# Excerpts from an interface dataset
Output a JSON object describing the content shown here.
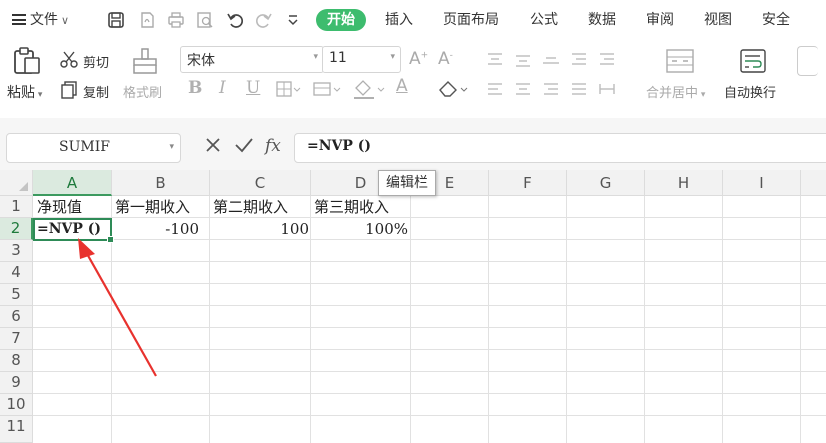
{
  "menu": {
    "file_label": "文件",
    "tabs": [
      "开始",
      "插入",
      "页面布局",
      "公式",
      "数据",
      "审阅",
      "视图",
      "安全"
    ]
  },
  "ribbon": {
    "paste": "粘贴",
    "cut": "剪切",
    "copy": "复制",
    "format_painter": "格式刷",
    "font_name": "宋体",
    "font_size": "11",
    "merge_center": "合并居中",
    "wrap_text": "自动换行"
  },
  "formula_bar": {
    "name_box": "SUMIF",
    "fx": "fx",
    "formula": "=NVP ()",
    "tooltip": "编辑栏"
  },
  "sheet": {
    "columns": [
      "A",
      "B",
      "C",
      "D",
      "E",
      "F",
      "G",
      "H",
      "I"
    ],
    "rows": [
      "1",
      "2",
      "3",
      "4",
      "5",
      "6",
      "7",
      "8",
      "9",
      "10",
      "11"
    ],
    "cells": {
      "A1": "净现值",
      "B1": "第一期收入",
      "C1": "第二期收入",
      "D1": "第三期收入",
      "A2": "=NVP ()",
      "B2": "-100",
      "C2": "100",
      "D2": "100%"
    },
    "selected_cell": "A2"
  },
  "colors": {
    "accent_green": "#3dbc6e",
    "selection_green": "#2e8b57",
    "annotation_red": "#e8322e"
  }
}
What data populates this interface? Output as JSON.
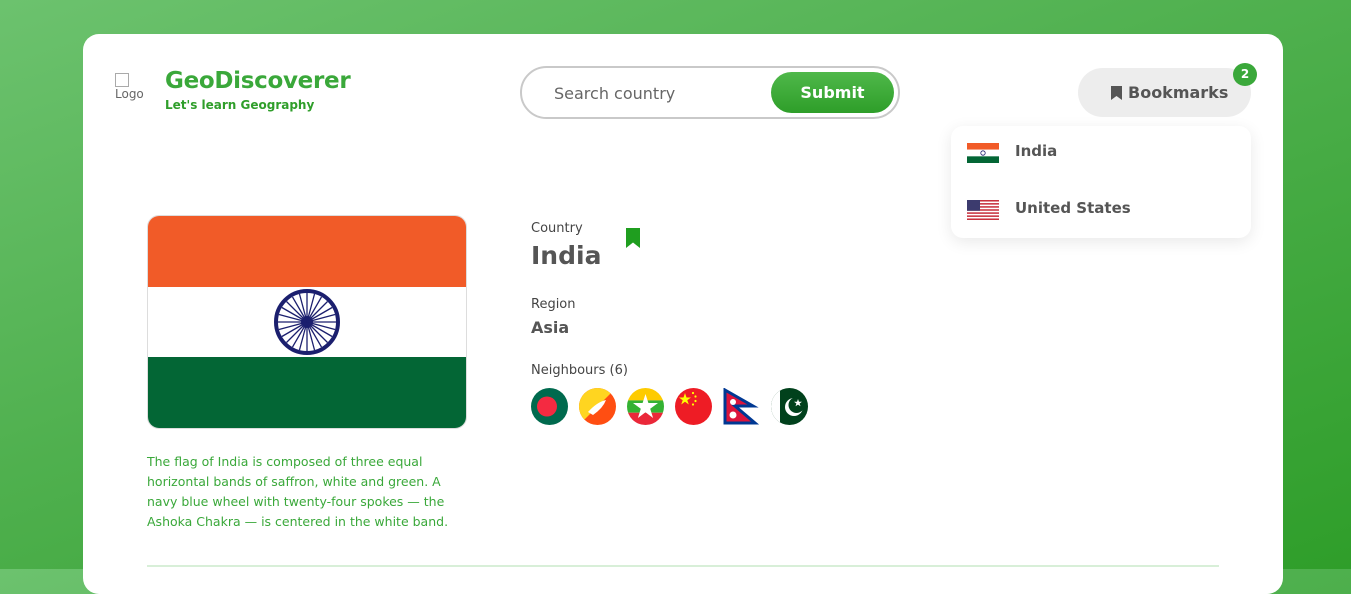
{
  "header": {
    "logo_alt": "Logo",
    "brand_title": "GeoDiscoverer",
    "brand_tagline": "Let's learn Geography"
  },
  "search": {
    "placeholder": "Search country",
    "submit_label": "Submit"
  },
  "bookmarks": {
    "label": "Bookmarks",
    "count": "2",
    "icon": "bookmark-icon",
    "items": [
      {
        "name": "India",
        "flag": "india-flag"
      },
      {
        "name": "United States",
        "flag": "us-flag"
      }
    ]
  },
  "country": {
    "country_label": "Country",
    "name": "India",
    "region_label": "Region",
    "region": "Asia",
    "neighbours_label": "Neighbours (6)",
    "neighbours": [
      "bangladesh-flag",
      "bhutan-flag",
      "myanmar-flag",
      "china-flag",
      "nepal-flag",
      "pakistan-flag"
    ],
    "description": "The flag of India is composed of three equal horizontal bands of saffron, white and green. A navy blue wheel with twenty-four spokes — the Ashoka Chakra — is centered in the white band."
  },
  "colors": {
    "brand": "#3aa83a",
    "saffron": "#f15b28",
    "india_green": "#036635",
    "chakra_navy": "#1b1f6e"
  }
}
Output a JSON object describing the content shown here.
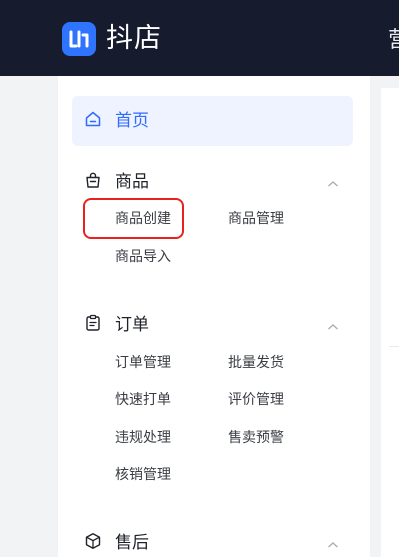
{
  "header": {
    "logo_text": "抖店",
    "cut_text": "营"
  },
  "sidebar": {
    "home": {
      "label": "首页",
      "icon": "home-icon"
    },
    "groups": [
      {
        "title": "商品",
        "icon": "bag-icon",
        "items": [
          "商品创建",
          "商品管理",
          "商品导入"
        ]
      },
      {
        "title": "订单",
        "icon": "clipboard-icon",
        "items": [
          "订单管理",
          "批量发货",
          "快速打单",
          "评价管理",
          "违规处理",
          "售卖预警",
          "核销管理"
        ]
      },
      {
        "title": "售后",
        "icon": "box-icon",
        "items": []
      }
    ]
  },
  "colors": {
    "topbar": "#161b2e",
    "accent": "#2f6bff",
    "highlight": "#e8231f"
  }
}
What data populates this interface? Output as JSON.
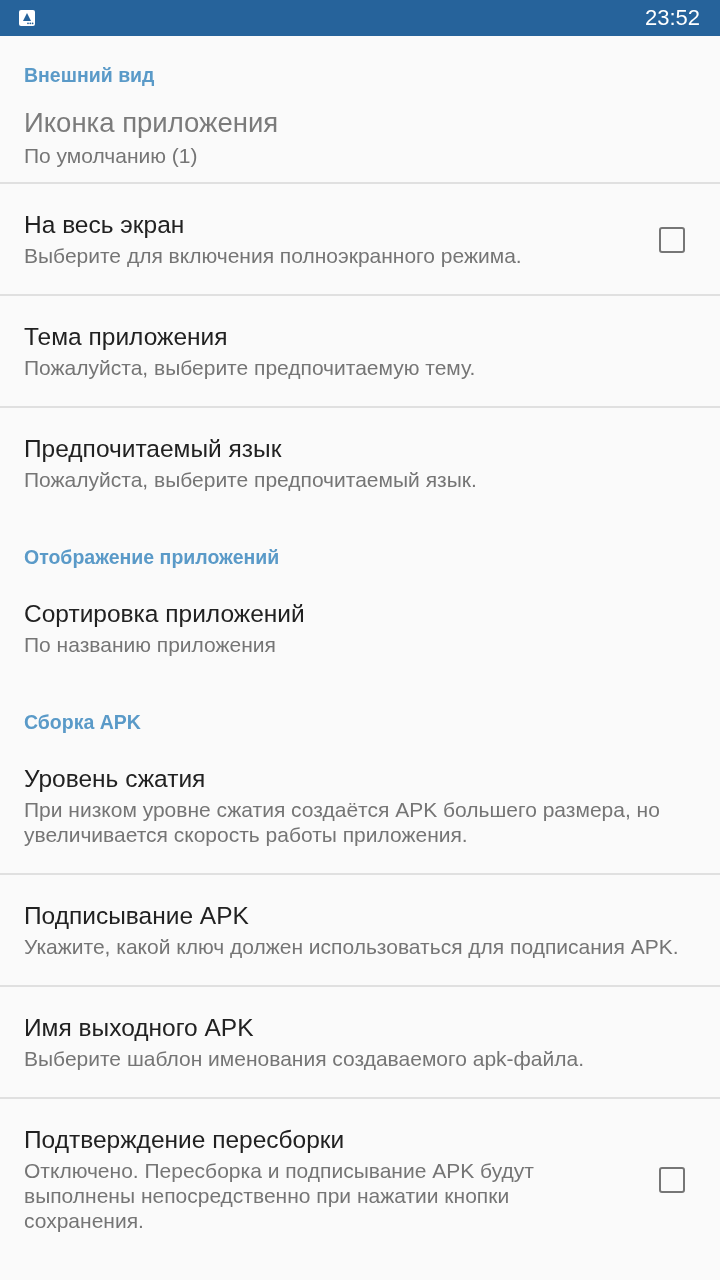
{
  "status_bar": {
    "time": "23:52"
  },
  "sections": [
    {
      "header": "Внешний вид",
      "items": [
        {
          "kind": "large",
          "title": "Иконка приложения",
          "summary": "По умолчанию (1)",
          "disabled": true
        },
        {
          "kind": "checkbox",
          "title": "На весь экран",
          "summary": "Выберите для включения полноэкранного режима.",
          "disabled": false,
          "checked": false
        },
        {
          "kind": "plain",
          "title": "Тема приложения",
          "summary": "Пожалуйста, выберите предпочитаемую тему.",
          "disabled": false
        },
        {
          "kind": "plain",
          "title": "Предпочитаемый язык",
          "summary": "Пожалуйста, выберите предпочитаемый язык.",
          "disabled": false
        }
      ]
    },
    {
      "header": "Отображение приложений",
      "items": [
        {
          "kind": "plain",
          "title": "Сортировка приложений",
          "summary": "По названию приложения",
          "disabled": false
        }
      ]
    },
    {
      "header": "Сборка APK",
      "items": [
        {
          "kind": "plain",
          "title": "Уровень сжатия",
          "summary": "При низком уровне сжатия создаётся APK большего размера, но увеличивается скорость работы приложения.",
          "disabled": false
        },
        {
          "kind": "plain",
          "title": "Подписывание APK",
          "summary": "Укажите, какой ключ должен использоваться для подписания APK.",
          "disabled": false
        },
        {
          "kind": "plain",
          "title": "Имя выходного APK",
          "summary": "Выберите шаблон именования создаваемого apk-файла.",
          "disabled": false
        },
        {
          "kind": "checkbox",
          "title": "Подтверждение пересборки",
          "summary": "Отключено. Пересборка и подписывание APK будут выполнены непосредственно при нажатии кнопки сохранения.",
          "disabled": false,
          "checked": false
        }
      ]
    }
  ]
}
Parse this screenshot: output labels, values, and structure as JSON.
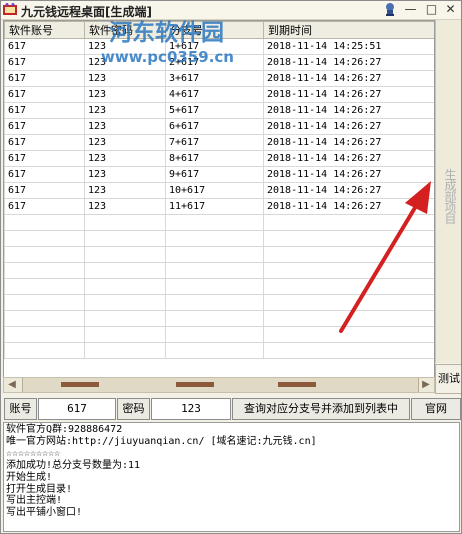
{
  "window": {
    "title": "九元钱远程桌面[生成端]",
    "buttons": [
      "—",
      "□",
      "✕"
    ]
  },
  "grid": {
    "columns": [
      "软件账号",
      "软件密码",
      "分支号",
      "到期时间"
    ],
    "rows": [
      [
        "617",
        "123",
        "1+617",
        "2018-11-14  14:25:51"
      ],
      [
        "617",
        "123",
        "2+617",
        "2018-11-14  14:26:27"
      ],
      [
        "617",
        "123",
        "3+617",
        "2018-11-14  14:26:27"
      ],
      [
        "617",
        "123",
        "4+617",
        "2018-11-14  14:26:27"
      ],
      [
        "617",
        "123",
        "5+617",
        "2018-11-14  14:26:27"
      ],
      [
        "617",
        "123",
        "6+617",
        "2018-11-14  14:26:27"
      ],
      [
        "617",
        "123",
        "7+617",
        "2018-11-14  14:26:27"
      ],
      [
        "617",
        "123",
        "8+617",
        "2018-11-14  14:26:27"
      ],
      [
        "617",
        "123",
        "9+617",
        "2018-11-14  14:26:27"
      ],
      [
        "617",
        "123",
        "10+617",
        "2018-11-14  14:26:27"
      ],
      [
        "617",
        "123",
        "11+617",
        "2018-11-14  14:26:27"
      ]
    ]
  },
  "side": {
    "generate_label": "生成部项目",
    "test_label": "测试"
  },
  "toolbar": {
    "account_label": "账号",
    "account_value": "617",
    "password_label": "密码",
    "password_value": "123",
    "query_label": "查询对应分支号并添加到列表中",
    "website_label": "官网"
  },
  "log": [
    "软件官方Q群:928886472",
    "唯一官方网站:http://jiuyuanqian.cn/ [域名速记:九元钱.cn]",
    "☆☆☆☆☆☆☆☆☆",
    "添加成功!总分支号数量为:11",
    "开始生成!",
    "打开生成目录!",
    "写出主控端!",
    "写出平铺小窗口!"
  ],
  "watermark": {
    "line1": "河东软件园",
    "line2": "www.pc0359.cn"
  },
  "colors": {
    "window_bg": "#f3f1e6",
    "arrow": "#d42020",
    "watermark_blue": "#2b78c0"
  },
  "icons": [
    "app-icon",
    "pin-icon",
    "scroll-left-icon",
    "scroll-right-icon",
    "red-arrow-annotation"
  ]
}
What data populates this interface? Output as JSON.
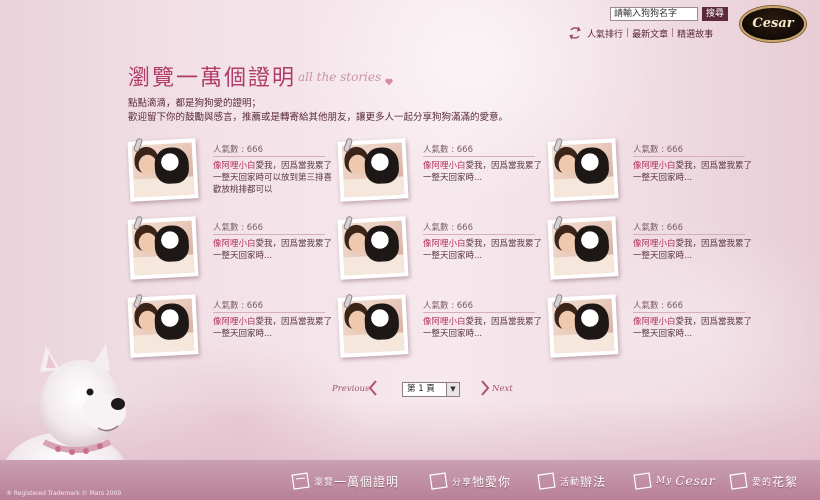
{
  "header": {
    "search_placeholder": "請輸入狗狗名字",
    "search_button": "搜尋",
    "links": [
      "人氣排行",
      "最新文章",
      "精選故事"
    ],
    "logo_text": "Cesar"
  },
  "title": {
    "main": "瀏覽一萬個證明",
    "sub": "all the stories"
  },
  "intro": {
    "line1": "點點滴滴，都是狗狗愛的證明；",
    "line2": "歡迎留下你的鼓勵與感言，推薦或是轉寄給其他朋友，讓更多人一起分享狗狗滿滿的愛意。"
  },
  "stories": [
    {
      "popularity": "人氣數 : 666",
      "highlight": "像阿哩小白",
      "text": "愛我，因爲當我累了一整天回家時可以放到第三排喜歡放桃排都可以"
    },
    {
      "popularity": "人氣數 : 666",
      "highlight": "像阿哩小白",
      "text": "愛我，因爲當我累了一整天回家時..."
    },
    {
      "popularity": "人氣數 : 666",
      "highlight": "像阿哩小白",
      "text": "愛我，因爲當我累了一整天回家時..."
    },
    {
      "popularity": "人氣數 : 666",
      "highlight": "像阿哩小白",
      "text": "愛我，因爲當我累了一整天回家時..."
    },
    {
      "popularity": "人氣數 : 666",
      "highlight": "像阿哩小白",
      "text": "愛我，因爲當我累了一整天回家時..."
    },
    {
      "popularity": "人氣數 : 666",
      "highlight": "像阿哩小白",
      "text": "愛我，因爲當我累了一整天回家時..."
    },
    {
      "popularity": "人氣數 : 666",
      "highlight": "像阿哩小白",
      "text": "愛我，因爲當我累了一整天回家時..."
    },
    {
      "popularity": "人氣數 : 666",
      "highlight": "像阿哩小白",
      "text": "愛我，因爲當我累了一整天回家時..."
    },
    {
      "popularity": "人氣數 : 666",
      "highlight": "像阿哩小白",
      "text": "愛我，因爲當我累了一整天回家時..."
    }
  ],
  "pagination": {
    "previous": "Previous",
    "next": "Next",
    "current_page": "第 1 頁"
  },
  "nav": {
    "item1": "瀏覽一萬個證明",
    "item2": "分享牠愛你",
    "item3": "活動辦法",
    "item4_prefix": "My",
    "item4": "Cesar",
    "item5": "愛的花絮"
  },
  "footer": {
    "copyright": "® Registered Trademark © Mars 2009"
  },
  "colors": {
    "accent": "#b03b68",
    "nav_bar": "#c096a8",
    "search_button": "#5d2a3d"
  }
}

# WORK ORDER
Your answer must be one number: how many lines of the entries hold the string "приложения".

# SOLUTION FOR THIS TASK
4